The development of sociology was born out of two revolutions: the French Revolution of 1789, and the Industrial revolution. Both of these events destroyed all previous social norms and created a new social organization: the modern industrial society. In particular, the French Revolution destroyed not only the political and social foundations of France, but almost every country in Europe and the North Americas. Ideas of liberty and equality were put into practice, setting the stage for a completely new social and political order. These changes also represented the victory for the downtrodden in France, and the beginnings of societies in other countries based on the individual and individualism. A new class of people, emboldened by what happened in France, appeared on the political stages of Europe and North America and were not afraid to fight for their rights as citizens and human beings.
The concept of modernity came about when classical theorists needed to understand the meaning and significance of the Twin Revolutions and the effects of industrialization, urbanization, and political democracy on rural societies. The term 'modernity' was coined to capture these changes in progress by contrasting the "modern" with the "traditional." Modernity was meant to be more than a concept. Modernity referred to a world constructed anew through the active and conscious intervention of individuals. In modern societies, the world is experienced as a human construction, an experience that gives rise to a new sense of freedom and to a basic anxiety about the openness of the future.
Modernity consists of three elements: traditional, institutional, and cultural. Traditional modernity means that there is a historical consciousness, a sense of breaking with the past, and a post-traditional consciousness of what is going on in the world. Institutional modernity is concerned with capitalism, industrialism, urbanism, and the democratic nation-state. Cultural modernity entails new beliefs about science, economics, and education. It involves a criticism of religion and separation of religion from politics and education.
A new social science was created in the wake of these events and was given the name 'sociology' by Auguste Comte, a French philosopher and he is thought of as the founder of modern sociology. Sociology is not only about intellect, but is connected with developments in the social world and changes in society. One reason why sociology is different than the other social sciences is that it attempts to describe different sets of social forces that develop in a society at different times and places, with different actors and results. As societies change, it is the nature of these changes that sociologists attempt to explain, and it is the changes themselves that lead to different explanations of these changes.
For example, Marx's political-economic theory is an explanation of nineteenth century capitalism as it developed in Britain. His theory could not have been developed fifty years earlier because the trends and forces that he described and explained were only beginning in the early part of the nineteenth century. Weber's analysis of bureaucracy and rationalization could not have emerged much sooner than it did, because the bureaucratic structures and the forces of rationalization had not developed all that much before Weber's time. And Durkheim's analysis of the changing division of labor could take place only once some of the economic and social trends of modern, industrial societies became apparent. The same is true today: as society changes and becomes more modern, new sociological theories and approaches are developed in an attempt to understand and explain these changes.
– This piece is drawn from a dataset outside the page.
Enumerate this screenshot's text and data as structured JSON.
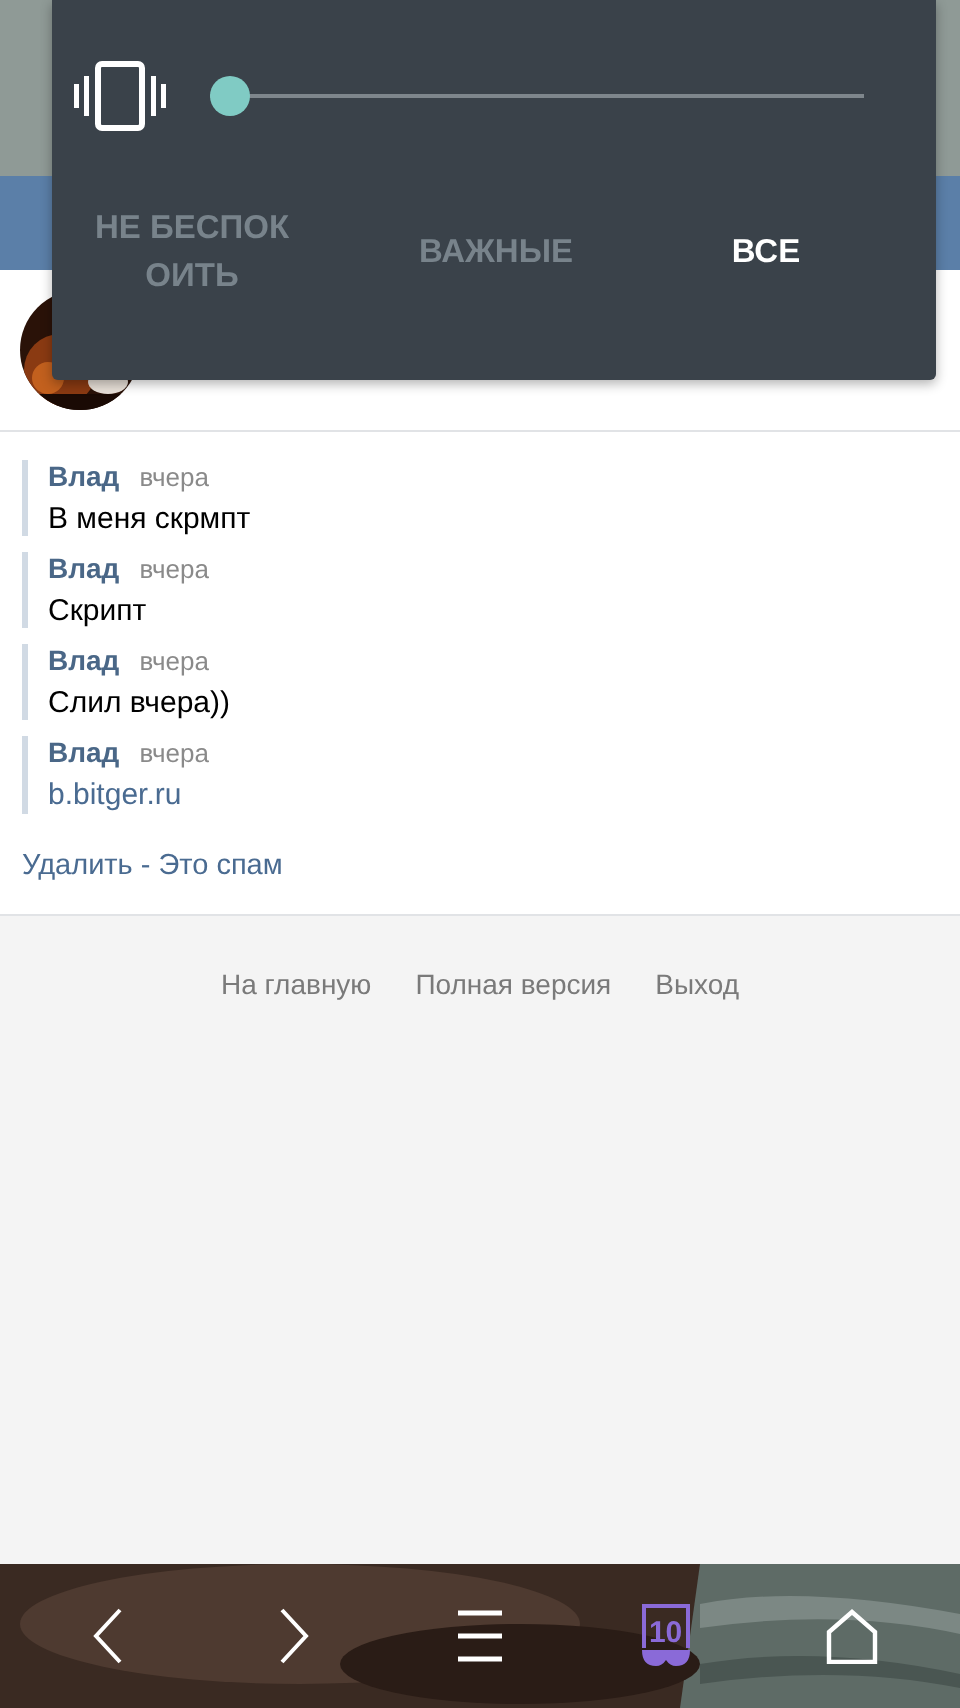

Marx, Weber, and Durkheim had different views on modernity. For Marx, modernity is capitalism and he felt that the ideal of true democracy is one of the great lies of capitalism. He thought that the only ideas that came out of a capitalist society was alienation, class conflict, and revolution. He also thought that capitalism will be eventually destroyed by revolution. For him, history is a human construction and that history is made by those who have the political and material means to do so. Humans participate in their own oppression through false conscious, any belief, idea, or ideology that interferes with an exploited and oppressed person or group being able to perceive the objective nature and source of their oppression.
Weber construes modernity as rationalization, bureaucratization, and the "Iron Cage." For him, the history of modernization was increased rationalization. There would be a search for the most efficient techniques and stresses that everything is reevaluated. Everything humans depend on would be controlled by large capitalist bureaucratic organizations.
Durkheim saw modernity as moral order, anomie and the decline of social solidarity. In his analysis of modernity, there is a breakdown of social values, the breaking down of traditional social order. Anomie is a transitional problem, lacking moral regulation. Increased egotism is also a problem. All three of these classic theorists had a very critical view of modern capitalism and society.